[Element data from apps and pages]
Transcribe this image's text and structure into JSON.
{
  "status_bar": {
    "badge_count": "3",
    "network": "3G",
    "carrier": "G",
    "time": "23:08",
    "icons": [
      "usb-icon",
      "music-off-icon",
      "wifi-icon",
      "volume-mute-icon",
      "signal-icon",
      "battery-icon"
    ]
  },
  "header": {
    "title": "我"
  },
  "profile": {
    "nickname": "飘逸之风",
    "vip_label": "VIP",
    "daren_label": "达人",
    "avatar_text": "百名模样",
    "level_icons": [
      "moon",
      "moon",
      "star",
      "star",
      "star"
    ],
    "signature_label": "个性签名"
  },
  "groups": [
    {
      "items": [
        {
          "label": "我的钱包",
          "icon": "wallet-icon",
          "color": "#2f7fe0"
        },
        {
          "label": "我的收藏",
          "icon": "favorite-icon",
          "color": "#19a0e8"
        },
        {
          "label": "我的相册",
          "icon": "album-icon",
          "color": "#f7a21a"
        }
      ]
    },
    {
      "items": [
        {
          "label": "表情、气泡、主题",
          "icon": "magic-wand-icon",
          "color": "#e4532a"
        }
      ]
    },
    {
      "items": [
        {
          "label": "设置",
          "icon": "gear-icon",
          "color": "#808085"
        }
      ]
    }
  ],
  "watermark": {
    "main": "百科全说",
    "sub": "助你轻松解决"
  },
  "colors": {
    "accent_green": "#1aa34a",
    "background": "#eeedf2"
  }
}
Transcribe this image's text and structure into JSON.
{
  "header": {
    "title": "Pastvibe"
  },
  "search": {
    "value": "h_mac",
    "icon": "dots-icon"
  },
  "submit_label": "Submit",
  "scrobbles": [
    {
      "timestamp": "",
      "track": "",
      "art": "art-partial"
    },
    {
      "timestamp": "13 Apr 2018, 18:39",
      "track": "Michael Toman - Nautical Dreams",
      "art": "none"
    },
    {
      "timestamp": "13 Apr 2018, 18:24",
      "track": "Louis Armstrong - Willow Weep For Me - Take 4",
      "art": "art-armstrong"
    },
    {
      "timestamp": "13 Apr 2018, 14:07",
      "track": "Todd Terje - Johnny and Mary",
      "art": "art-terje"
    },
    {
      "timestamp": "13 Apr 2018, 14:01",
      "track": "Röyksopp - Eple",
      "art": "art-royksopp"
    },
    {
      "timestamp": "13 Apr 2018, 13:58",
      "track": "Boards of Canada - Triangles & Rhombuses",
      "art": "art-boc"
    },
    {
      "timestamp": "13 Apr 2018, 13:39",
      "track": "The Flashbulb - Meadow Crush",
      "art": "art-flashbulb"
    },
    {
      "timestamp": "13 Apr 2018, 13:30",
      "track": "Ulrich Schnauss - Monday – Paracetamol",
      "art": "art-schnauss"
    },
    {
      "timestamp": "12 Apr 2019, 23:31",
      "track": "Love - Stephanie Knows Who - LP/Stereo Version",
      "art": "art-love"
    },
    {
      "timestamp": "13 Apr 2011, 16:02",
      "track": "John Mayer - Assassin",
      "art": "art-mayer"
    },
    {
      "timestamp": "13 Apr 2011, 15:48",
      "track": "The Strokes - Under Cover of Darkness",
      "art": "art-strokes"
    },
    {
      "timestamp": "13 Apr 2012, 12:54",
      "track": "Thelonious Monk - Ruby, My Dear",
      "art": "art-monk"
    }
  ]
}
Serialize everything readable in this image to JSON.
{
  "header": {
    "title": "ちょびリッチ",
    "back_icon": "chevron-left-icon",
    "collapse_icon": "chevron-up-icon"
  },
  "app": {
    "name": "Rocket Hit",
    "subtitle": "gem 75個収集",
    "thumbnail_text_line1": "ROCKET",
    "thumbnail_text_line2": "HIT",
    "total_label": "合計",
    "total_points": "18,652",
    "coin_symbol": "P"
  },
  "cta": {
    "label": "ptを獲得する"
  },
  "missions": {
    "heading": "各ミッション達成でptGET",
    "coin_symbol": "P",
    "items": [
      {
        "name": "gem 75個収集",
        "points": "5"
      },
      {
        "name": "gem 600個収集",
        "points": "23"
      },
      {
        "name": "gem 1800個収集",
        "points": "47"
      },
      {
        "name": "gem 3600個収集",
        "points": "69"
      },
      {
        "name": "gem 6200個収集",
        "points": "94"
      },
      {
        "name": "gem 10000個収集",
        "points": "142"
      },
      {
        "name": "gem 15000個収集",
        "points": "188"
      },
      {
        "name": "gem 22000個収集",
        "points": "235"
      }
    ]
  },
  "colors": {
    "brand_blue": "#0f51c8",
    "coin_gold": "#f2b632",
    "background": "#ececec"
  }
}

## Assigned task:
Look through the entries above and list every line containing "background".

## Response for this exercise:
    "background": "#eeedf2"
    "background": "#ececec"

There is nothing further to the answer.